Government can improve the seniors housing market

Australian governments at all levels spent over $13 billion in 2012-2013 on residential aged care and community care packages for senior Australians. This figure has grown substantially over the last few years, and is set to continue rising with the doubling of the over 65 population by 2050.

The demographic data highlights the need for governments to be efficient with public spending on aged services, to ensure that every older person who needs age adapted housing and support can get it, and can afford it.

The best strategy for ensuring there are affordable options for all seniors is for governments to do everything in their power to enable people to stay independent for longer, thus delaying or potentially even avoiding the need for intensive (subsidised) residential care.

Significant savings could be made by the Australian and state governments adopting policy settings to encourage growth of the retirement village sector. The retirement village sector is made up of both for-profit and not-forprofit providers, housing age pensioners as well as self-funded retirees. Its business model is innovative and uses private finances - allowing asset rich, income poor seniors to unlock their housing equity and pay for the age-appropriate housing, services and support they need.

Care, social and health services are provided on-site at villages. Moreover, McCrindle surveys show that people who choose to live in villages tend to live longer, happier lives with more independence than those in the general community.

Traditionally, the retirement village sector hasn't been well understood at a federal level, due to the historical responsibility of state governments for fair trading and the fact that village residents are not entitled to accommodation or service subsidies.

There's a very compelling case, however, for a coordinated, strategic approach across governments to ensure the retirement village sector can grow apace, through creation of a national seniors housing strategy (as some state governments South Australia and Tasmania for instance - have already done).

The previous federal government took an initial tentative step towards adopting growth settings for this sector with the announcement of a 'downsizing' pilot program in 2013. This program would have enabled age pensioners to sell their family home and move into a smaller property more suitable for their needs, with up to $200,000 of the sale proceeds quarantined from the age pension asset test.

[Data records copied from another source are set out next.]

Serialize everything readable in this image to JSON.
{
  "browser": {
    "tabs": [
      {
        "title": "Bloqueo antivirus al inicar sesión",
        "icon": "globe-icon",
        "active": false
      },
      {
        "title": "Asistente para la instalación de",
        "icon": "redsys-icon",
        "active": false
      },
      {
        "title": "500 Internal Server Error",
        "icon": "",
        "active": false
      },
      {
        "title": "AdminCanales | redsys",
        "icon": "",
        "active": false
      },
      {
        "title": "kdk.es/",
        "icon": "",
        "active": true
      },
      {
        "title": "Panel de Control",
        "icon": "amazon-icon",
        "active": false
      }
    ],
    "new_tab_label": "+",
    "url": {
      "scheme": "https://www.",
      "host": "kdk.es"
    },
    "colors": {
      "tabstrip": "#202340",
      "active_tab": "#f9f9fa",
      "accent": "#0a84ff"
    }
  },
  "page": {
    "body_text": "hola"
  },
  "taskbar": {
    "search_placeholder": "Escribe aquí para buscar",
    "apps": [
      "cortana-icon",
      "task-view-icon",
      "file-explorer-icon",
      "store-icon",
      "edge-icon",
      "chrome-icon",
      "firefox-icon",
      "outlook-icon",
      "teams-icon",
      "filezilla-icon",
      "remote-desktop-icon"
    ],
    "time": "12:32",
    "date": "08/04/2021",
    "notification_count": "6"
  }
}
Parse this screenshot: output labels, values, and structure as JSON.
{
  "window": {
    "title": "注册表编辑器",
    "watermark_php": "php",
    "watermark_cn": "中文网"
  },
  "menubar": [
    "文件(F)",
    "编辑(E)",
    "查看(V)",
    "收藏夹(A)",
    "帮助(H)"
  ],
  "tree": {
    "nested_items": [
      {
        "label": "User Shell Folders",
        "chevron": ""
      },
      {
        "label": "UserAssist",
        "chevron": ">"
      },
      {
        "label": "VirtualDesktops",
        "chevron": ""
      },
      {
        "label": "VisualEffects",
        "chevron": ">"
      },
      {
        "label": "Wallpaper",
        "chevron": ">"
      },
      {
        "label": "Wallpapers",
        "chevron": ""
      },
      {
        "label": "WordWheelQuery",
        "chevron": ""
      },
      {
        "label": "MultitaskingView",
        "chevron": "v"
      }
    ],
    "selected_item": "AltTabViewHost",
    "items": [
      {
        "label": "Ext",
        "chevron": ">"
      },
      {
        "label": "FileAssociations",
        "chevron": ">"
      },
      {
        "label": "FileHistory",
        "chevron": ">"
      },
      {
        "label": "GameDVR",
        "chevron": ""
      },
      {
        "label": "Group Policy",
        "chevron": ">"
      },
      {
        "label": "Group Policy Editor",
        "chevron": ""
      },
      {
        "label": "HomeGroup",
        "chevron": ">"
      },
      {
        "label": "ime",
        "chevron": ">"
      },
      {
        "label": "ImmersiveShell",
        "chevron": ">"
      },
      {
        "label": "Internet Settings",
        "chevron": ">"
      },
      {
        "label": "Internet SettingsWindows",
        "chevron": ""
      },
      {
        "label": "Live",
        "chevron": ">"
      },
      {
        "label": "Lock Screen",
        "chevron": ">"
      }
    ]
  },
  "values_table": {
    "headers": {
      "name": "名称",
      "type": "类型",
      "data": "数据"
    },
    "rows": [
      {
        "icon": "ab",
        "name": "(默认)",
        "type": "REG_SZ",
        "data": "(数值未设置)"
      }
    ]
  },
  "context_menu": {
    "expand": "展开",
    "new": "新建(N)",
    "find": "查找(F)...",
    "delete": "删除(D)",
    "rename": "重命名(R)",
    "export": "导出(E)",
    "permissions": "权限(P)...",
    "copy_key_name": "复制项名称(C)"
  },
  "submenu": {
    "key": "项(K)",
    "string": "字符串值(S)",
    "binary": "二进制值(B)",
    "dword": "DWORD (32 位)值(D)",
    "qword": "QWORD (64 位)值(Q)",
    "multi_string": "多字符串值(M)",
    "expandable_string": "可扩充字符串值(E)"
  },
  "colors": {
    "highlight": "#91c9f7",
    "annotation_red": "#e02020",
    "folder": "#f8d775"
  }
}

The creation of the program was an admission that the current age pension assets test is a deterrent to downsizing. Old existing family homes on large blocks, often with big backyards and stairs, are hard for many senior Australians to maintain and afford.

Moving to a smaller welldesigned property such as a unit in a retirement village, removes that burden. But under current regulations, age pensioners stand to lose part of their income, so they choose not to downsize.

The pilot program was not perfect in its design, but it was a first step towards a seniors housing plan. Unfortunately due to budgetary pressures, the program, like dozens of others, was axed, in this case before it commenced.

While we understand the need for the budget to return to the black, penalising seniors who wish to downsize just decreases the likelihood of people choosing an independent living option - a result that means more pressure on the aged care system and taxpayers.

Around 6 per cent of the over 65 population currently lives in a retirement village. Without a clear plan for growth of the retirement village industry, the Australian Government will be lumped with unnecessary aged care expenses for years to come, and many senior Australians will have no option but to move to residential aged care facilities, when living in their two storey family home becomes too hard and too expensive.

A national seniors housing strategy, with a focus on lifting the supply of affordable housing that is built to support independence, would help address budgetary pressures and increase individuals' quality of life.

Such a strategy should include an examination of how the age pension asset test rules impact housing choice, and we would encourage a partial exemption of the cash balance from the proceeds of sale of a family home to ensure that all age pensioners who wish to downsize can do so without losing out.

Making retirement living a standing item on meetings of federal and state ageing ministers, and a focus on improving the tax treatment of the retirement village asset class, should also be included in a seniors strategy.

We hope the Federal Government can provide leadership in this area, and recognise the many benefits this sector has for seniors and taxpayers.

Mary Wood is Executive Director, Retirement Living Council at the Property Council of Australia

This piece was first published in the Australian Ageing Agenda